TASK DESCRIPTION:
Give back the records in full, with every line exactly as it was.

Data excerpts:
# # # # # # #
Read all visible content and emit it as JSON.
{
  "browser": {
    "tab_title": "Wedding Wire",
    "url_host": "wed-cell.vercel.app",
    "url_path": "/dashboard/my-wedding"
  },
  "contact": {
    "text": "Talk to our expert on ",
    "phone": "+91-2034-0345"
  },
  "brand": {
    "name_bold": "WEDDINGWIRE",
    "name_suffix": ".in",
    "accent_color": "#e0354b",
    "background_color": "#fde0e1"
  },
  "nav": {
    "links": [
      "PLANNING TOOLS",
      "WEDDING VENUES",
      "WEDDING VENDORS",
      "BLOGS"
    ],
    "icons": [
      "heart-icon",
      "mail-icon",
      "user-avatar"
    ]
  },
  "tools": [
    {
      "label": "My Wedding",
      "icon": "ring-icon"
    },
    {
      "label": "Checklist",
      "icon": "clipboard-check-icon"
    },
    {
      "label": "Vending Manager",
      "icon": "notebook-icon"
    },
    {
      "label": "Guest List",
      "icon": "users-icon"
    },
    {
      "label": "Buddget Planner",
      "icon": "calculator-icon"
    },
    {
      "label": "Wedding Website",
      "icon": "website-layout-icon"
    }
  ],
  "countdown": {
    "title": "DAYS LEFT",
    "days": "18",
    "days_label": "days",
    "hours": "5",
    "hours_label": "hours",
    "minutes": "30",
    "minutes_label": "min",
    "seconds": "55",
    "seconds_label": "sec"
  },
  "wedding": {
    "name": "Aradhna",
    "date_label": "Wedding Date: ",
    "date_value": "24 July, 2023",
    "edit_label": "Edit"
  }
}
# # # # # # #
THE COMPLETED TASK:
Read all visible content and emit it as JSON.
{
  "browser": {
    "tab_title": "Wedding Wire",
    "url_host": "wed-cell.vercel.app",
    "url_path": "/dashboard/my-wedding"
  },
  "contact": {
    "text": "Talk to our expert on ",
    "phone": "+91-2034-0345"
  },
  "brand": {
    "name_bold": "WEDDINGWIRE",
    "name_suffix": ".in",
    "accent_color": "#e0354b",
    "background_color": "#fde0e1"
  },
  "nav": {
    "links": [
      "PLANNING TOOLS",
      "WEDDING VENUES",
      "WEDDING VENDORS",
      "BLOGS"
    ],
    "icons": [
      "heart-icon",
      "mail-icon",
      "user-avatar"
    ]
  },
  "tools": [
    {
      "label": "My Wedding",
      "icon": "ring-icon"
    },
    {
      "label": "Checklist",
      "icon": "clipboard-check-icon"
    },
    {
      "label": "Vending Manager",
      "icon": "notebook-icon"
    },
    {
      "label": "Guest List",
      "icon": "users-icon"
    },
    {
      "label": "Buddget Planner",
      "icon": "calculator-icon"
    },
    {
      "label": "Wedding Website",
      "icon": "website-layout-icon"
    }
  ],
  "countdown": {
    "title": "DAYS LEFT",
    "days": "18",
    "days_label": "days",
    "hours": "5",
    "hours_label": "hours",
    "minutes": "30",
    "minutes_label": "min",
    "seconds": "55",
    "seconds_label": "sec"
  },
  "wedding": {
    "name": "Aradhna",
    "date_label": "Wedding Date: ",
    "date_value": "24 July, 2023",
    "edit_label": "Edit"
  }
}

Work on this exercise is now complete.